When I was in grad school I was fortunate beyond belief to find housing off campus. I lived on a farm! Can you imagine? It was the best thing ever, and I remember how my dog, Louis and one of the horses on the farm, Jackson, were seriously in love. There were lots of cows (and, if you’ve never lived on a farm, the gentle mooing of cattle that we’re all trained to believe exists is a big fat lie. They are loud, and often angry.) There were also chickens and geese and goats and many other horses on the farm, but Jackson and Lou had a special bond. On my walks with Lou around the property, I’d see him looking for Jackson, and if I was by myself, I’d have Jackson come up to me sniffing for Lou. They spent many hours on our walks nuzzling each other and doing their version of playing — at that point, they were both way beyond adolescence, so it wasn’t too boisterous.
Jackson was a working horse — he ferried the farm manager’s kids to and fro on his back — he was the gentlest horse on the farm and could be trusted not to buck them. From time to time, he’d also pull a cart behind him when it was time to seed a far pasture. I witnessed him loving that work, because he was safe in doing it, loved all the way through it, and rewarded for it in the end, and I have to think that he felt like a productive and valued part of our little microcosm of a community. The farm manager had 8 kids and every one of them loved all of the animals on the farm (the cattle were dairy), and the animals knew it.
I don’t know. I think that every creature on earth is here for a reason, and that they find purpose in doing what they were meant to do. They/we may not always be able to articulate the joy of living and doing, but it’s there. A squirrel finds as much satisfaction in the hunt for the nut as in the finding of that nut, because that’s what squirrels do. A dog has a special relationship with humans that makes them want to please us so that we can, in turn, please them. Even the lowly possum is overjoyed when he can surprise me in the parking garage and make me drop that cantaloupe from my grocery bag so he can eat it. (<–that really happened last week). A tiger, a lion, a leopard — do they not find something like satisfaction in being the kings of the grassland, able to sustain the antelope herds by weeding out the weak and at the same time, feeding their families? And, let’s not forget the bane of my existence, the thousand-legger. I have to believe that they have a purpose on earth, which is making the lazy among us get up off of our asses from time to time and seriously scrub everything in the house after we see one skittle across the floor.
All that said, given the relationship we have with horses, it’s not out of the realm of possibility that they might believe they have a higher purpose. And, if not, that they’d like to work for us, because we feed and shelter and brush and snuggle them.

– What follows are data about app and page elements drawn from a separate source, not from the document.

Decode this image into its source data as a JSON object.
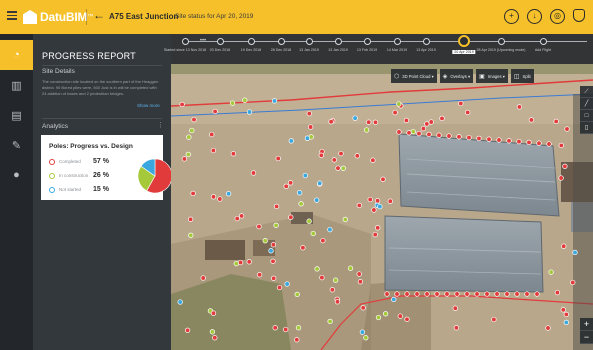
{
  "header": {
    "brand": "DatuBIM",
    "trademark": "™",
    "project_name": "A75 East Junction",
    "subtitle": "Site status for Apr 20, 2019",
    "icons": [
      "plus-circle-icon",
      "download-icon",
      "globe-icon",
      "bell-icon"
    ]
  },
  "rail": {
    "items": [
      {
        "name": "progress-icon",
        "active": true
      },
      {
        "name": "bar-chart-icon",
        "active": false
      },
      {
        "name": "book-icon",
        "active": false
      },
      {
        "name": "edit-icon",
        "active": false
      },
      {
        "name": "droplet-icon",
        "active": false
      }
    ]
  },
  "panel": {
    "title": "PROGRESS REPORT",
    "site_details_heading": "Site Details",
    "site_details_text": "The construction site located on the southern part of the Heaggen district. 90 Bored piles were, 500 Just is in will be completed with 24 addition of bases and 2 pedestrian bridges.",
    "show_more": "Show more",
    "analytics_heading": "Analytics",
    "menu": "⋮"
  },
  "card": {
    "title": "Poles: Progress vs. Design",
    "legend": [
      {
        "label": "Completed",
        "pct": "57 %",
        "color": "#e23b3b"
      },
      {
        "label": "In construction",
        "pct": "26 %",
        "color": "#a5c93a"
      },
      {
        "label": "Not started",
        "pct": "15 %",
        "color": "#3aa7de"
      }
    ]
  },
  "chart_data": {
    "type": "pie",
    "title": "Poles: Progress vs. Design",
    "categories": [
      "Completed",
      "In construction",
      "Not started"
    ],
    "values": [
      57,
      26,
      15
    ],
    "colors": [
      "#e23b3b",
      "#a5c93a",
      "#3aa7de"
    ]
  },
  "timeline": {
    "nodes": [
      {
        "label": "Started since 13 Nov 2018"
      },
      {
        "label": "03 Dec 2018"
      },
      {
        "label": "19 Dec 2018"
      },
      {
        "label": "28 Dec 2018"
      },
      {
        "label": "13 Jan 2019"
      },
      {
        "label": "13 Jan 2019"
      },
      {
        "label": "13 Feb 2019"
      },
      {
        "label": "14 Mar 2019"
      },
      {
        "label": "13 Apr 2019"
      },
      {
        "label": "20 Apr 2019",
        "active": true
      },
      {
        "label": "28 Apr 2019 (Upcoming mode)"
      },
      {
        "label": "Add Flight"
      }
    ],
    "ellipsis": "•••"
  },
  "toolbar": {
    "buttons": [
      {
        "icon": "cube-icon",
        "label": "3D Point Cloud",
        "caret": "▾"
      },
      {
        "icon": "layers-icon",
        "label": "Overlays",
        "caret": "▾"
      },
      {
        "icon": "image-icon",
        "label": "Images",
        "caret": "▾"
      },
      {
        "icon": "split-icon",
        "label": "Split",
        "caret": ""
      }
    ]
  },
  "side_tools": [
    "ruler-icon",
    "line-icon",
    "square-icon",
    "trash-icon"
  ],
  "zoom": {
    "in": "+",
    "out": "−"
  },
  "colors": {
    "accent": "#f5c02a",
    "panel_bg": "#33383d",
    "rail_bg": "#23272b",
    "completed": "#e23b3b",
    "in_construction": "#a5c93a",
    "not_started": "#3aa7de"
  }
}
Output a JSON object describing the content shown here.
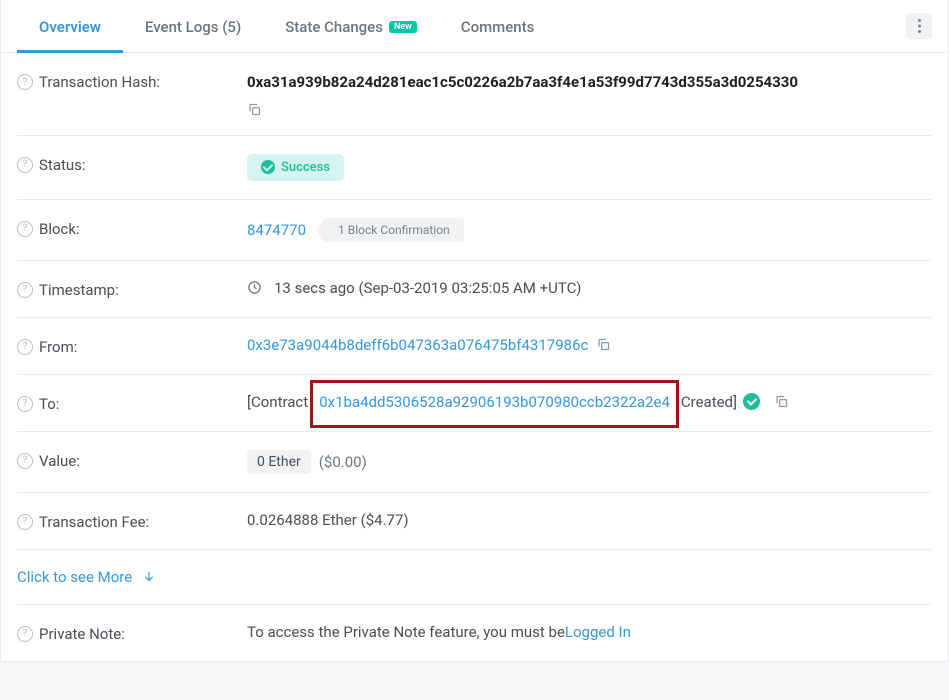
{
  "tabs": {
    "overview": "Overview",
    "event_logs": "Event Logs (5)",
    "state_changes": "State Changes",
    "state_changes_badge": "New",
    "comments": "Comments"
  },
  "rows": {
    "tx_hash": {
      "label": "Transaction Hash:",
      "value": "0xa31a939b82a24d281eac1c5c0226a2b7aa3f4e1a53f99d7743d355a3d0254330"
    },
    "status": {
      "label": "Status:",
      "value": "Success"
    },
    "block": {
      "label": "Block:",
      "number": "8474770",
      "confirmation": "1 Block Confirmation"
    },
    "timestamp": {
      "label": "Timestamp:",
      "value": "13 secs ago (Sep-03-2019 03:25:05 AM +UTC)"
    },
    "from": {
      "label": "From:",
      "address": "0x3e73a9044b8deff6b047363a076475bf4317986c"
    },
    "to": {
      "label": "To:",
      "prefix": "[Contract",
      "address": "0x1ba4dd5306528a92906193b070980ccb2322a2e4",
      "suffix": "Created]"
    },
    "value": {
      "label": "Value:",
      "ether": "0 Ether",
      "usd": "($0.00)"
    },
    "fee": {
      "label": "Transaction Fee:",
      "value": "0.0264888 Ether ($4.77)"
    },
    "private_note": {
      "label": "Private Note:",
      "text": "To access the Private Note feature, you must be ",
      "link": "Logged In"
    }
  },
  "see_more": "Click to see More"
}
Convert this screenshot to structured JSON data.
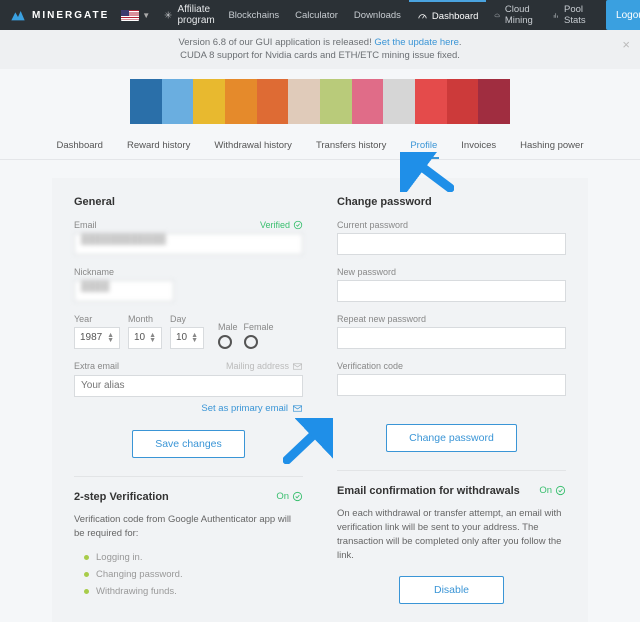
{
  "brand": "MINERGATE",
  "header": {
    "affiliate": "Affiliate program",
    "nav": {
      "blockchains": "Blockchains",
      "calculator": "Calculator",
      "downloads": "Downloads",
      "dashboard": "Dashboard",
      "cloud_mining": "Cloud Mining",
      "pool_stats": "Pool Stats"
    },
    "logout": "Logout"
  },
  "notice": {
    "line1_pre": "Version 6.8 of our GUI application is released! ",
    "line1_link": "Get the update here",
    "line2": "CUDA 8 support for Nvidia cards and ETH/ETC mining issue fixed."
  },
  "subtabs": {
    "dashboard": "Dashboard",
    "reward": "Reward history",
    "withdrawal": "Withdrawal history",
    "transfers": "Transfers history",
    "profile": "Profile",
    "invoices": "Invoices",
    "hashing": "Hashing power"
  },
  "general": {
    "heading": "General",
    "email_label": "Email",
    "verified": "Verified",
    "nickname_label": "Nickname",
    "year_label": "Year",
    "month_label": "Month",
    "day_label": "Day",
    "year_val": "1987",
    "month_val": "10",
    "day_val": "10",
    "male": "Male",
    "female": "Female",
    "extra_email_label": "Extra email",
    "extra_email_placeholder": "Your alias",
    "mailing_address": "Mailing address",
    "set_primary": "Set as primary email",
    "save": "Save changes"
  },
  "change_pw": {
    "heading": "Change password",
    "current": "Current password",
    "new": "New password",
    "repeat": "Repeat new password",
    "verification": "Verification code",
    "button": "Change password"
  },
  "twostep": {
    "heading": "2-step Verification",
    "status": "On",
    "desc": "Verification code from Google Authenticator app will be required for:",
    "b1": "Logging in.",
    "b2": "Changing password.",
    "b3": "Withdrawing funds."
  },
  "email_conf": {
    "heading": "Email confirmation for withdrawals",
    "status": "On",
    "desc": "On each withdrawal or transfer attempt, an email with verification link will be sent to your address. The transaction will be completed only after you follow the link.",
    "disable": "Disable"
  }
}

Only some of them, though. It seems like the horses that we put blinders on and hook buggies to and make trot around busy city streets aren’t getting any benefit from their association with us. That breaks my heart. And, if Lou were still here, it’d break his, too.